Fortunately for guests, owners and fire marshals, I’ve never worked in a restaurant. But there have been plenty of a-ha moments during 30 years of covering it. Perhaps the most important lesson has been one of the major frustrations of my career.
Despite all the stories I’ve written, all of the columns, all of the blogs, all of the tweets, all of the speeches and panel participations, I’ve never been able to smash one of the public’s major misperceptions about the business.
After hearing what I do, acquaintances and even closer connections will rail about the exploitation of restaurants until they start to froth. Usually it starts with the food that chains serve, though the gripers typically indicate they’ve gobbled plenty of it and don’t intend to stop.
Then they shift to how deplorably the industry treats employees. You’d think the taskmasters running child-labor sweatshops in Asia would scare their charges with tales of working in U.S. restaurants. They make restaurant owners sound like they should be wearing Darth Vader get-ups to complete their mean, exploitative bearing.
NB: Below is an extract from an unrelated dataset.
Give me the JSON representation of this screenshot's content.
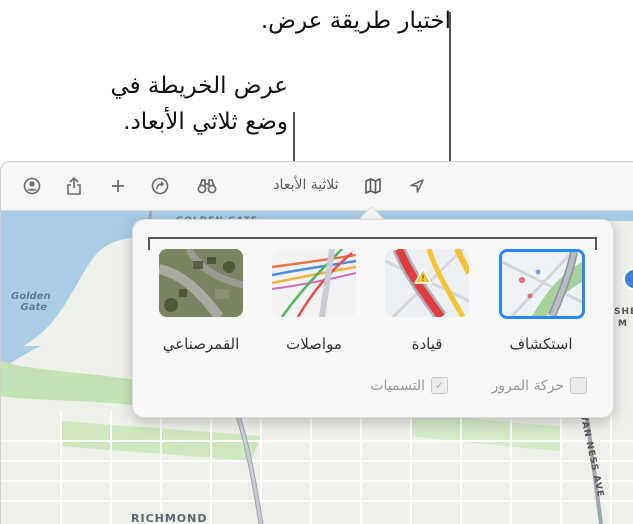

I’ve come away with a much different impression. I remember visiting the owner of a family restaurant franchisee who proudly took me to see his outlets in rural Ohio one afternoon. At several of the stores, he stopped to ask a few of the younger workers if they’d done their homework yet. His explanation: Someone has to ask.
I think he was the one who told me about the franchisee of a rival chain who paid his high-school-aged hourlies to do their homework at an empty booth before the dinner rush. They could log another hour on the clock if they had their books out, maintained a certain grade average, and didn’t waste the time by gabbing.
Then there were the countless CEOs who I’ve seen ask youngsters during site visits about their families, their performance in last week’s high school game, or whether they’ve made a decision yet about college. Many would often demonstrate a trick they’d learned from their days of working at a restaurant—how to get a good grip on a tray, or how to turn the water pitcher so the ice didn’t plop out when you pour.
Movies are made about coaches or teachers who make a difference in their young charges’ lives. I submit that restaurant employers can and often do exert at least as much of an uplifting, directive influence. Many pick up where parents have left off, teaching the kids fundamental math—like how to make change—or when a pair of pants is too dirty to wear.
And as anyone in the business knows, they impart life skills, like the importance of being on time, committing to a schedule, being clean and presentable, and working with others.
What I’ve learned: The restaurant industry can leave as much of a stamp on young generations as institutions like schools, churches and families. As the National Restaurant Association recently pointed out, half of us will work in a restaurant at one point in our life. Not that many youngsters play sports or attend Bible class.
Fortunately, based on my observations, that influence is overwhelmingly positive.
And that, David, is the biggest thing I’ve taken away from watching restaurants all these years.